Pottery is one of the most durable survivals of any historical culture, and often serves to define its identity for modern scholars. These pieces of eleventh and twelfth century sgraffitoware and splashware pottery were reproduced by Alex de Vos of Flaming Gargoyle Pottery from archaeological documentation supplied.1
At a still lower social level, wooden vessels were used. Sets of skoutellopinakion, that is a plate or bowl and a drinking vessel, are mentioned in the Typika of monasteries.
Other pictures of tableware from the eleventh century Serçe Limani shipwreck can be seen via this off site link.
Wealthier Romans ate from metal tableware.
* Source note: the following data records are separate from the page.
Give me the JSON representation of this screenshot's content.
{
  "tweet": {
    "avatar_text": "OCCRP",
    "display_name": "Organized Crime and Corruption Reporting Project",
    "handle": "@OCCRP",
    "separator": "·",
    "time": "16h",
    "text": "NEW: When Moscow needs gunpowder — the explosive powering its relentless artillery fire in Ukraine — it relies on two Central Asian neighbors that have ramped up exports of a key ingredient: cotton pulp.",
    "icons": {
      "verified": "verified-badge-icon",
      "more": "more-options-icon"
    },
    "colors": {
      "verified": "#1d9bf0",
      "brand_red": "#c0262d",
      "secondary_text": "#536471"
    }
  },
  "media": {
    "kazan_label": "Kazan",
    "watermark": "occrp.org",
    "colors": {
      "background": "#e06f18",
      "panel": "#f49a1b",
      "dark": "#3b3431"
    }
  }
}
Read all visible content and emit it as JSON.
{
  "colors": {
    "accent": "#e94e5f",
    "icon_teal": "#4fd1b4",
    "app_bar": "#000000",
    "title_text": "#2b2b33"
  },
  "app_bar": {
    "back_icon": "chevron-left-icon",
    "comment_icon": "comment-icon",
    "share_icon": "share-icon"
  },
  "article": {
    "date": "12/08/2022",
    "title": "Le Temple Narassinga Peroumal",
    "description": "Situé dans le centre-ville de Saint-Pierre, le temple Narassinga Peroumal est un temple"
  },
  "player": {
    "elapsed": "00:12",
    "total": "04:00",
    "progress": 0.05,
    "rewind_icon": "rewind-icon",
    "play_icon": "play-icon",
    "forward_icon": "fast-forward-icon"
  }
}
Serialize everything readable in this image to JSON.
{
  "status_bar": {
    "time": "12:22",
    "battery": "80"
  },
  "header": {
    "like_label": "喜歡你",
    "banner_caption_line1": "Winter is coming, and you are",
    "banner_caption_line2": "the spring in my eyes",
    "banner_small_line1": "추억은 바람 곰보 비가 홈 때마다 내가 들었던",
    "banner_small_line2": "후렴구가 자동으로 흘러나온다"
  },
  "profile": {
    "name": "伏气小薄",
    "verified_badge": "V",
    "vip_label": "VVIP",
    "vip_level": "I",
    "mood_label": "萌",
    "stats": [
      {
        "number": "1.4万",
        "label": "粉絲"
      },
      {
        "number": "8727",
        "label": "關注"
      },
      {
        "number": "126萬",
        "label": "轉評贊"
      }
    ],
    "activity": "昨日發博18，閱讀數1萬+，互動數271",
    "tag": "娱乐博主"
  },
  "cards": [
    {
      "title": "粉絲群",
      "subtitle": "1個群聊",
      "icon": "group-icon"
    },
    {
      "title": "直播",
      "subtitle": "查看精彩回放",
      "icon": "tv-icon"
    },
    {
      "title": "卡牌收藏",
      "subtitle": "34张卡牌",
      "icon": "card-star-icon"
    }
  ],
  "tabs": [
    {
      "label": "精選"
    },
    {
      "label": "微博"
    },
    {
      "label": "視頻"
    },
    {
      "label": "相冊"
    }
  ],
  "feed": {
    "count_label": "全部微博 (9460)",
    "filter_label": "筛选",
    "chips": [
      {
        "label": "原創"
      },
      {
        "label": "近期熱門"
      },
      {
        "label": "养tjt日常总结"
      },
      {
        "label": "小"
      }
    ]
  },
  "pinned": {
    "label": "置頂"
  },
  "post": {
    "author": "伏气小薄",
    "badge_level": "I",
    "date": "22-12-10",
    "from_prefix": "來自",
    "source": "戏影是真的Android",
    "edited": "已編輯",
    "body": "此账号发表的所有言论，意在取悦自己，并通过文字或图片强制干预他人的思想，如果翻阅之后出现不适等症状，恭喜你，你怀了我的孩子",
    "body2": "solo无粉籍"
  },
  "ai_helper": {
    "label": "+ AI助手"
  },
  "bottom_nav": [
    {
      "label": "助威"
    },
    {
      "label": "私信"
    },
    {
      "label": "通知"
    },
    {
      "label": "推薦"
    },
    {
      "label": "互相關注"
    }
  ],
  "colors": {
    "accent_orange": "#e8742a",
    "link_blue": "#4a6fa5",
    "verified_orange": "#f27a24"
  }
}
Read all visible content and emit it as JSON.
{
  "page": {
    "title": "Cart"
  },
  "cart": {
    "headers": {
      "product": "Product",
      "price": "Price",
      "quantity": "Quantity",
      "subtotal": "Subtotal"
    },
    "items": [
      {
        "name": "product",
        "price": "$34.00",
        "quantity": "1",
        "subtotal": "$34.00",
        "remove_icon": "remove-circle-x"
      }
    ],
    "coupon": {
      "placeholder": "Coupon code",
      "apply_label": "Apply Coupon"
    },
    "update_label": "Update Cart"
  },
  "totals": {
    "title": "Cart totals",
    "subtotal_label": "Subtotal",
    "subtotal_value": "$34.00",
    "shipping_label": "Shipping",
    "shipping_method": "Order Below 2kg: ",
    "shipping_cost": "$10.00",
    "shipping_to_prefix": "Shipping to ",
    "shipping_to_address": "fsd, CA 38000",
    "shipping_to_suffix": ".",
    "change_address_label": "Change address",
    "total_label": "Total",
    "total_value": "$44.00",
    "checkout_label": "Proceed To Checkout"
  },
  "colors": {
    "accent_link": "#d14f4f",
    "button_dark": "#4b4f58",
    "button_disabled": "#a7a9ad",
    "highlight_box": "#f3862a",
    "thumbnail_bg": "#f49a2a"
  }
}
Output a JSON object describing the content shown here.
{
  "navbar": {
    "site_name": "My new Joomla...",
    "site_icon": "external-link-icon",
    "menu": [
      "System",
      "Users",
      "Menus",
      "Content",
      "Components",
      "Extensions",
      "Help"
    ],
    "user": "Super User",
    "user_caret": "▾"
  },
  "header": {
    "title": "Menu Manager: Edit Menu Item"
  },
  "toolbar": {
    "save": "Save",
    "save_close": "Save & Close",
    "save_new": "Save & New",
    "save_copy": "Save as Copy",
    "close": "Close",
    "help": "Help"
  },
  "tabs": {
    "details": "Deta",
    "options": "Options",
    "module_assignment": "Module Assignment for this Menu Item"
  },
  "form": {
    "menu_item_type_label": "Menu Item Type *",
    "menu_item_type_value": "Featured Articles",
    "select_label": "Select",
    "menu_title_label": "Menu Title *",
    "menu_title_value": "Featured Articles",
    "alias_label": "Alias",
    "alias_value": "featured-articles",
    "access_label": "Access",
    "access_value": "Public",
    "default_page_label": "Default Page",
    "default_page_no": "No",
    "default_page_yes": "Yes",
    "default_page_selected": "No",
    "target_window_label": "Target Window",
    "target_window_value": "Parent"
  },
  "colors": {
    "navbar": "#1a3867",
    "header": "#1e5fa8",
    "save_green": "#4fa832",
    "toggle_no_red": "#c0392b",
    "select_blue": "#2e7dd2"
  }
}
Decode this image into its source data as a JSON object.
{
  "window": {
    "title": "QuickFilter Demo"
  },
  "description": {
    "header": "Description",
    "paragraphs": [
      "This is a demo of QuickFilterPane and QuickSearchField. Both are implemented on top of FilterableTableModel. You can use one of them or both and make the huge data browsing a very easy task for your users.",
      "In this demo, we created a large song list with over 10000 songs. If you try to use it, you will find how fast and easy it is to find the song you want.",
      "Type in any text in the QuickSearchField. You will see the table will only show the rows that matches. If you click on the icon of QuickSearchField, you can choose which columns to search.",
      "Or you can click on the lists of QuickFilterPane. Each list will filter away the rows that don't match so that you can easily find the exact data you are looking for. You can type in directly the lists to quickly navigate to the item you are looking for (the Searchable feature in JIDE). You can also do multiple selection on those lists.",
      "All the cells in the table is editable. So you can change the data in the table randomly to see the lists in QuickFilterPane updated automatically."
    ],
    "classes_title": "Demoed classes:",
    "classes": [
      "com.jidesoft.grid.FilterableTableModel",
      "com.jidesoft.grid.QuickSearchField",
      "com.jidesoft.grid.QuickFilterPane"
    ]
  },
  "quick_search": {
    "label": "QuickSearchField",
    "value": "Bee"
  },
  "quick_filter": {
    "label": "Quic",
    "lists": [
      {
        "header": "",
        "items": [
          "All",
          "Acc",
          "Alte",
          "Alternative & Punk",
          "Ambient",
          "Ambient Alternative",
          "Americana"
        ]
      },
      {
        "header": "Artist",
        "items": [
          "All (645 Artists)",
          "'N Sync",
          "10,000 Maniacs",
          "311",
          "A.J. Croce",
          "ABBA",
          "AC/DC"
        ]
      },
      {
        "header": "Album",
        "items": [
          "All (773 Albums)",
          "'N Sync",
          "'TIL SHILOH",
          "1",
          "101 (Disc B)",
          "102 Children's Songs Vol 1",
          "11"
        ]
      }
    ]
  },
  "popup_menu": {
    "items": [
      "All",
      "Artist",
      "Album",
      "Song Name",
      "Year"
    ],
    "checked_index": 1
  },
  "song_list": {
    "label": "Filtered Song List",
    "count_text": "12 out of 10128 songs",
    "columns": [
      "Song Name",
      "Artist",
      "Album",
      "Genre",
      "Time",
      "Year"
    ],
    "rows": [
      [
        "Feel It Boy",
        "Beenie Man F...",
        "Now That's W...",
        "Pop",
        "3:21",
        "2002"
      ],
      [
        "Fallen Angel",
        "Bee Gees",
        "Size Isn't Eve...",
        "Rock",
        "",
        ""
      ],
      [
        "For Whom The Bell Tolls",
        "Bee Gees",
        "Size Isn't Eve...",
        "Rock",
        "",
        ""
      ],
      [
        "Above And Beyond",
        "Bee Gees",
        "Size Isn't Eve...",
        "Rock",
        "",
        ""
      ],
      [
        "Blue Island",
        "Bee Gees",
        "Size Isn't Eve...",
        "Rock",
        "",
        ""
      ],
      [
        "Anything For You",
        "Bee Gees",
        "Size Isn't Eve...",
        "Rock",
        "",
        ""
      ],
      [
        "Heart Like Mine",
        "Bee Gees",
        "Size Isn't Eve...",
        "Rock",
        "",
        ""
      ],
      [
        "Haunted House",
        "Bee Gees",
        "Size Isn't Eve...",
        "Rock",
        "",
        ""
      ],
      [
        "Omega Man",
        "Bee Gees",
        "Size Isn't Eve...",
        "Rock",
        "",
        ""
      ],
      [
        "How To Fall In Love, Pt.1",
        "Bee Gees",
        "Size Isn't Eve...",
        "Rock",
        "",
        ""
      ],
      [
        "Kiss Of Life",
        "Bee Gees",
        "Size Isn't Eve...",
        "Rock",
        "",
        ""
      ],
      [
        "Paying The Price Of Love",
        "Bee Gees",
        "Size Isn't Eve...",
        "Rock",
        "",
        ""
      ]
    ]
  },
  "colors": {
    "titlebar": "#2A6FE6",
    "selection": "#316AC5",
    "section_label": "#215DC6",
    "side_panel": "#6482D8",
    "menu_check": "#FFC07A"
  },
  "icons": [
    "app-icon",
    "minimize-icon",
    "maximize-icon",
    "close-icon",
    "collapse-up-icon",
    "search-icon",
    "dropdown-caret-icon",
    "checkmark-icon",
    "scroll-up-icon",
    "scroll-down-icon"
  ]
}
Bronze and brass were used quite widely, and silver for the richest. The evidence suggests that silver tableware was less common in the middle Byzantine era than it had been in late antiquity, but it is still mentioned in literary sources and forms known in metal earlier are still represented in art.
The earlier Roman Empire is famous for its widespread use of sophisticated glassware. By the eleventh century, the glassware industry was well into recovery mode, as illustrated by an increase in remnants in archaeological sites and by the large consignment of glass carried by the Serçe Limani ship, wrecked about 1025.
A small, single-edged knife was an essential tool carried by virtually every adult. When eating, poorer people in Rômania, just as everywhere at the time, ate more solid food with their fingers and moist foods with a spoon carved from wood or moulded from horn as here. Metal spoons had a distinctive feature of the bowls being significantly offset from the handle. See one of the pictures accompanying the article Dining with Angels for some original Late Antique spoons.
The greatest indulgence at the top of the social scale was the use of a fork. Matched sets of spoon and fork are known from as early as the fourth century (Dumbarton Oaks Collection), and seem to have become more widespread in the eleventh and twelfth centuries, yet even then confined to the higher levels of society. The crossed set in the centre are based upon that early set, albeit less ornate.3 The set at right are based upon eleventh century frescos in Kappadokhian cave churches. In the first decade of the eleventh century a Byzantine noblewomen married to the Doge of Venice, Maria Argyropoulina, outraged Venetian clergy by her habit of using a fork.4